Rebecca Pirius

Attorney · Mitchell Hamline School of Law

Rebecca Pirius is a Legal Editor at Nolo with a focus on criminal law. She has worked in the area of criminal law since 2003, most recently as a senior policy specialist at the National Conference of State Legislatures (NCSL). For 12 years, Rebecca was a legislative analyst and an attorney in the Minnesota House of Representatives, providing nonpartisan legal research and drafting services to the 134 members. Right out of law school, she clerked for a judge in Minneapolis, Minnesota. Rebecca earned her J.D. from Mitchell Hamline School of Law in Minnesota, where she graduated magna cum laude and served as a law review member. She is a member of the Minnesota State Bar.

Nolo. In 2017, Rebecca began freelancing with Nolo and writing articles on criminal law, traffic laws, and impaired driving. She started full time at Nolo in 2019 as a Legal Editor. She writes primarily for and

Prior career. Working at the Minnesota Legislature and NCSL, Rebecca conducted extensive research and analysis of laws and legislation on criminal law, public safety, corrections, and courts. Her roles required her to break down complex legal concepts for a broad audience, including policymakers and constituents, and allowed her to work with both sides of the political aisle. At NCSL, her policy work took her around the country to work with local and state policymakers, prosecutors, defense attorneys, former offenders, young adult offenders, crime victims, and criminal justice experts.  

Articles By Rebecca Pirius

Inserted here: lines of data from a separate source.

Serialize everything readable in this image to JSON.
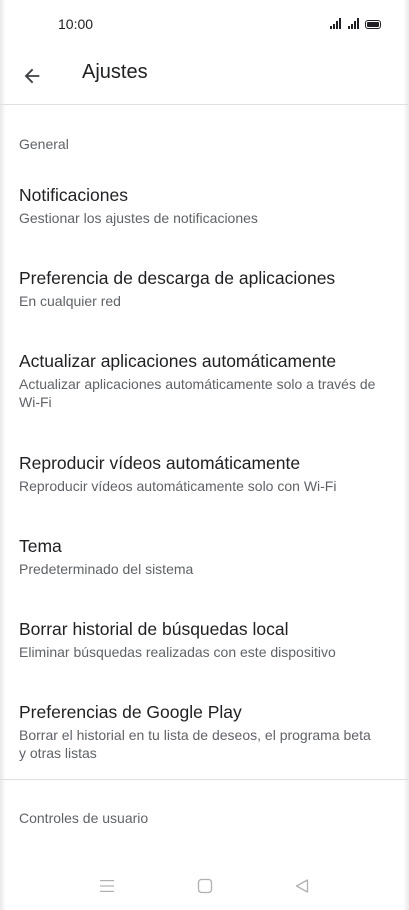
{
  "status_bar": {
    "time": "10:00"
  },
  "app_bar": {
    "title": "Ajustes"
  },
  "sections": {
    "general": "General",
    "user_controls": "Controles de usuario"
  },
  "settings": [
    {
      "title": "Notificaciones",
      "subtitle": "Gestionar los ajustes de notificaciones"
    },
    {
      "title": "Preferencia de descarga de aplicaciones",
      "subtitle": "En cualquier red"
    },
    {
      "title": "Actualizar aplicaciones automáticamente",
      "subtitle": "Actualizar aplicaciones automáticamente solo a través de Wi-Fi"
    },
    {
      "title": "Reproducir vídeos automáticamente",
      "subtitle": "Reproducir vídeos automáticamente solo con Wi-Fi"
    },
    {
      "title": "Tema",
      "subtitle": "Predeterminado del sistema"
    },
    {
      "title": "Borrar historial de búsquedas local",
      "subtitle": "Eliminar búsquedas realizadas con este dispositivo"
    },
    {
      "title": "Preferencias de Google Play",
      "subtitle": "Borrar el historial en tu lista de deseos, el programa beta y otras listas"
    }
  ],
  "icons": {
    "back": "arrow-back-icon",
    "signal": "cell-signal-icon",
    "battery": "battery-icon",
    "nav_menu": "menu-icon",
    "nav_home": "home-square-icon",
    "nav_back": "back-triangle-icon"
  },
  "colors": {
    "text_primary": "#202124",
    "text_secondary": "#5f6368",
    "divider": "#e0e0e0",
    "nav_icon": "#b0b0b0"
  }
}
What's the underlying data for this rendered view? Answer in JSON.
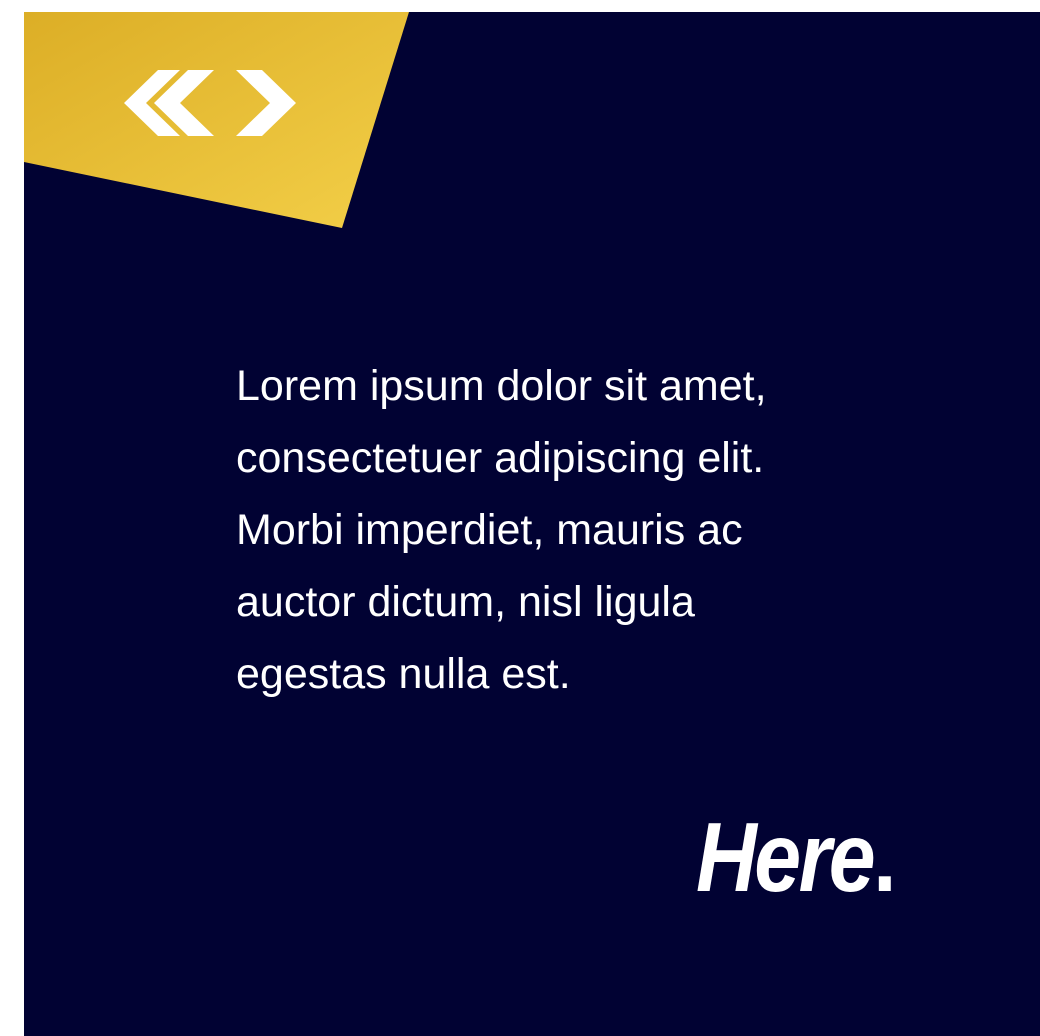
{
  "colors": {
    "background": "#010233",
    "gold": "#e8b829",
    "gold_light": "#f2cf4a",
    "text": "#ffffff"
  },
  "logo": {
    "icon": "double-chevron-logo-icon"
  },
  "body": {
    "lines": [
      "Lorem ipsum dolor sit amet,",
      "consectetuer adipiscing elit.",
      "Morbi imperdiet, mauris ac",
      "auctor dictum, nisl ligula",
      "egestas nulla est."
    ]
  },
  "tagline": {
    "word": "Here",
    "punctuation": "."
  }
}
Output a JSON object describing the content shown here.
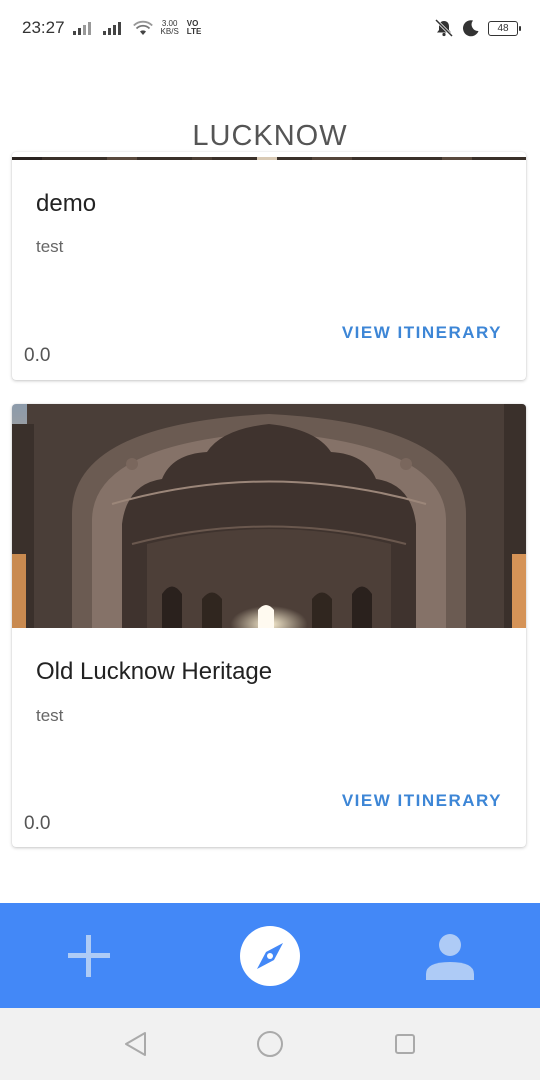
{
  "status_bar": {
    "time": "23:27",
    "net_speed_value": "3.00",
    "net_speed_unit": "KB/S",
    "volte_top": "VO",
    "volte_bottom": "LTE",
    "battery": "48"
  },
  "page": {
    "title": "LUCKNOW"
  },
  "cards": [
    {
      "title": "demo",
      "description": "test",
      "action_label": "VIEW ITINERARY",
      "rating": "0.0"
    },
    {
      "title": "Old Lucknow Heritage",
      "description": "test",
      "action_label": "VIEW ITINERARY",
      "rating": "0.0"
    }
  ],
  "bottom_nav": {
    "background": "#4388f7",
    "items": [
      {
        "icon": "plus-icon"
      },
      {
        "icon": "compass-icon",
        "active": true
      },
      {
        "icon": "person-icon"
      }
    ]
  },
  "colors": {
    "accent": "#3d86d6",
    "nav_bar": "#4388f7"
  }
}
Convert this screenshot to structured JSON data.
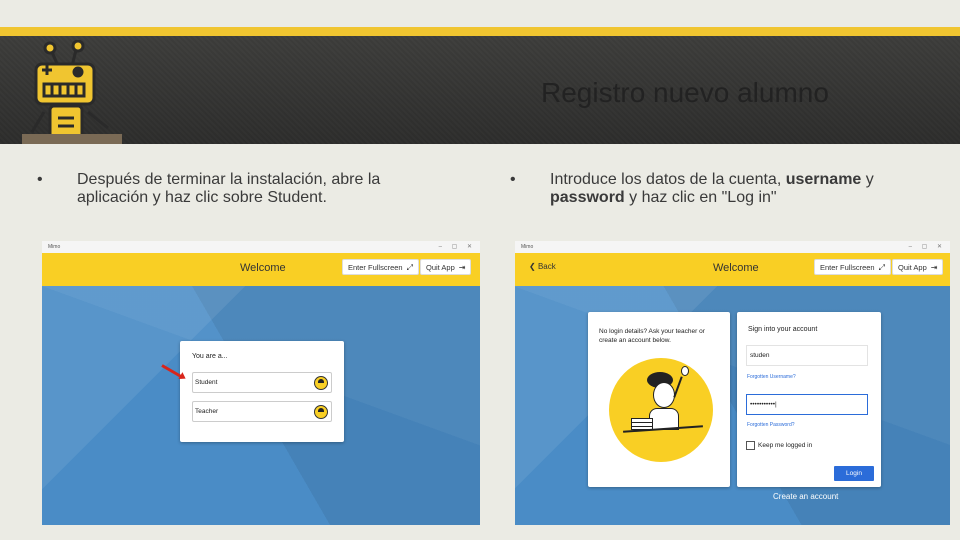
{
  "slide": {
    "title": "Registro nuevo alumno"
  },
  "left": {
    "bullet": "•",
    "text": "Después de terminar la instalación, abre la aplicación y haz clic sobre Student."
  },
  "right": {
    "bullet": "•",
    "text_pre": "Introduce los datos de la cuenta, ",
    "text_b1": "username",
    "text_mid": " y ",
    "text_b2": "password",
    "text_post": " y haz clic en \"Log in\""
  },
  "app_left": {
    "window_title": "Mimo",
    "welcome": "Welcome",
    "fullscreen": "Enter Fullscreen",
    "quit": "Quit App",
    "you_are": "You are a...",
    "student": "Student",
    "teacher": "Teacher"
  },
  "app_right": {
    "window_title": "Mimo",
    "back": "Back",
    "welcome": "Welcome",
    "fullscreen": "Enter Fullscreen",
    "quit": "Quit App",
    "no_login": "No login details? Ask your teacher or create an account below.",
    "sign_in": "Sign into your account",
    "username_value": "studen",
    "forgotten_username": "Forgotten Username?",
    "password_value": "•••••••••••|",
    "forgotten_password": "Forgotten Password?",
    "keep_logged": "Keep me logged in",
    "login": "Login",
    "create_account": "Create an account"
  },
  "colors": {
    "accent": "#f0c530",
    "app_yellow": "#f9cf24",
    "app_blue": "#4a8cc6",
    "link_blue": "#2b6cd9",
    "arrow_red": "#d9251b"
  }
}
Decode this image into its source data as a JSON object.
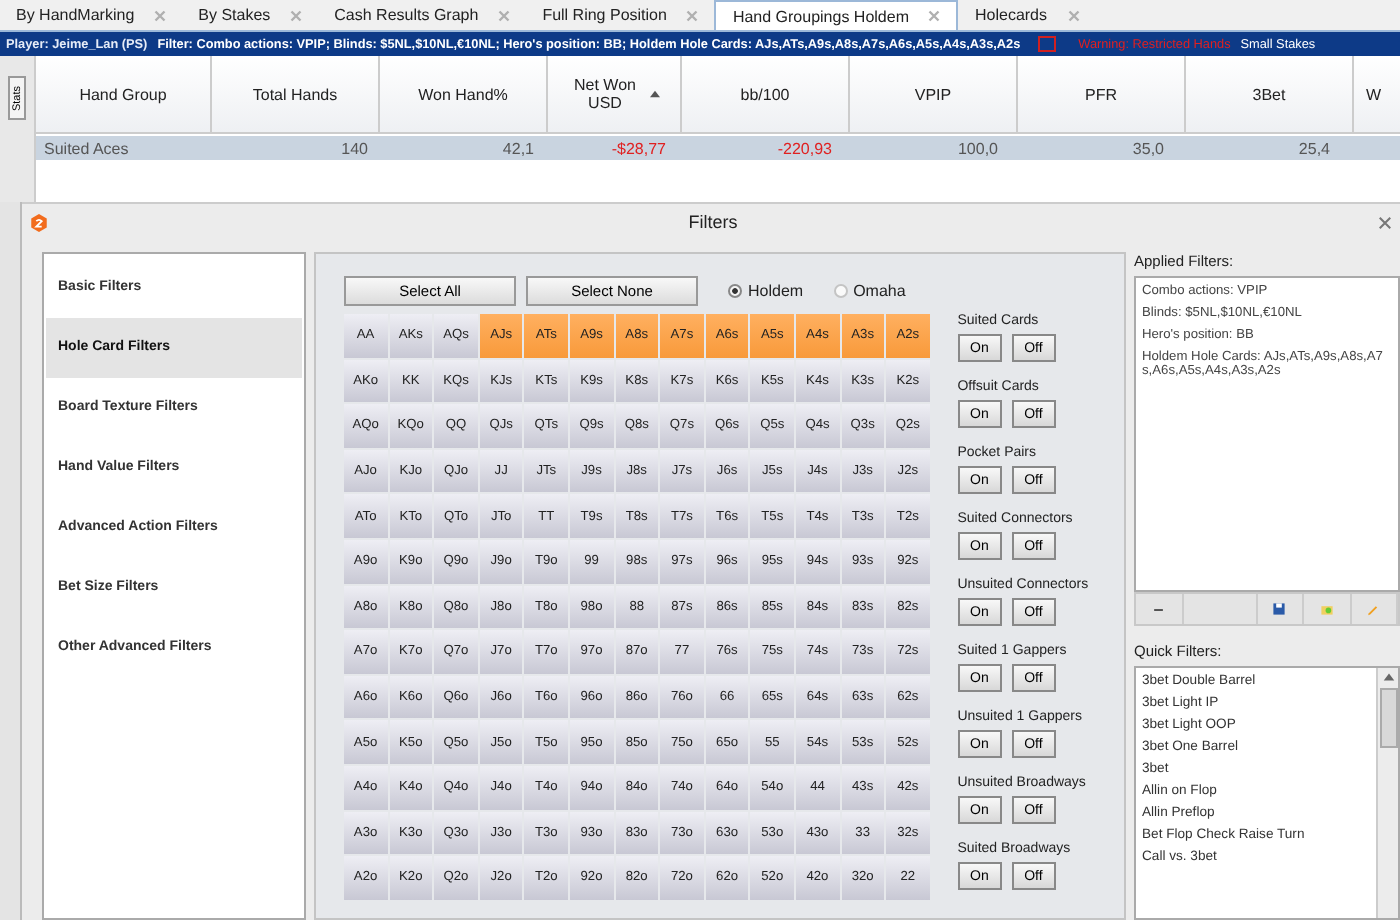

What Is Excessive Bail?
Excessive bail violates the Eighth Amendment. Learn how courts review bail amounts and determine when an amount is too much and unconstitutional.
How Judges Set Bail
A defendant might pay a higher bail amount to get released quickly. Or a defendant can wait and see if a judge will set a lower bail or bond amount.
Options for Posting Bail or Bail Bond
Not everyone can post the full amount of bail in cash. Other forms of bail may require less money upfront but come with other costs, such as nonrefundable premiums and collateral requirements.
What Is an Indictment? How Is an Indictment Different From an “Information”?
Prosecutors in state court often have the option of filing felony charges through an indictment rather than a complaint, which requires a preliminary hearing in front of a judge before an “information” can issue.
What Are Some Common "Strict Liability" Crimes?
Usually, prosecutors must show that the defendant acted intentionally or knowingly. But, with strict liability crimes, the prosecution doesn’t need to prove that a defendant intended to do something that's illegal.
Understanding the New York Criminal Case Against Former President Trump
Jury finds Trump guilty on all 34 felony counts. Learn what happens next.
Understanding the Federal Charges Against Trump for Election Interference
Learn what charges the former president faces in the election interference case brought by Special Counsel Jack Smith relating to the January 6th investigation.
Understanding the Georgia RICO Case Against Trump
Breaking down the Georgia indictment and criminal case against Trump and his 18 co-defendants.
Is Incest a Crime?
Most countries, including the United States, make incest a crime. Learn how the laws define incest and the penalties for a conviction.
Criminal Courtroom Layout
Just about everything that happens in a courtroom can seem confusing to someone who hasn’t experienced the justice system firsthand. Even the courtroom itself can be confounding.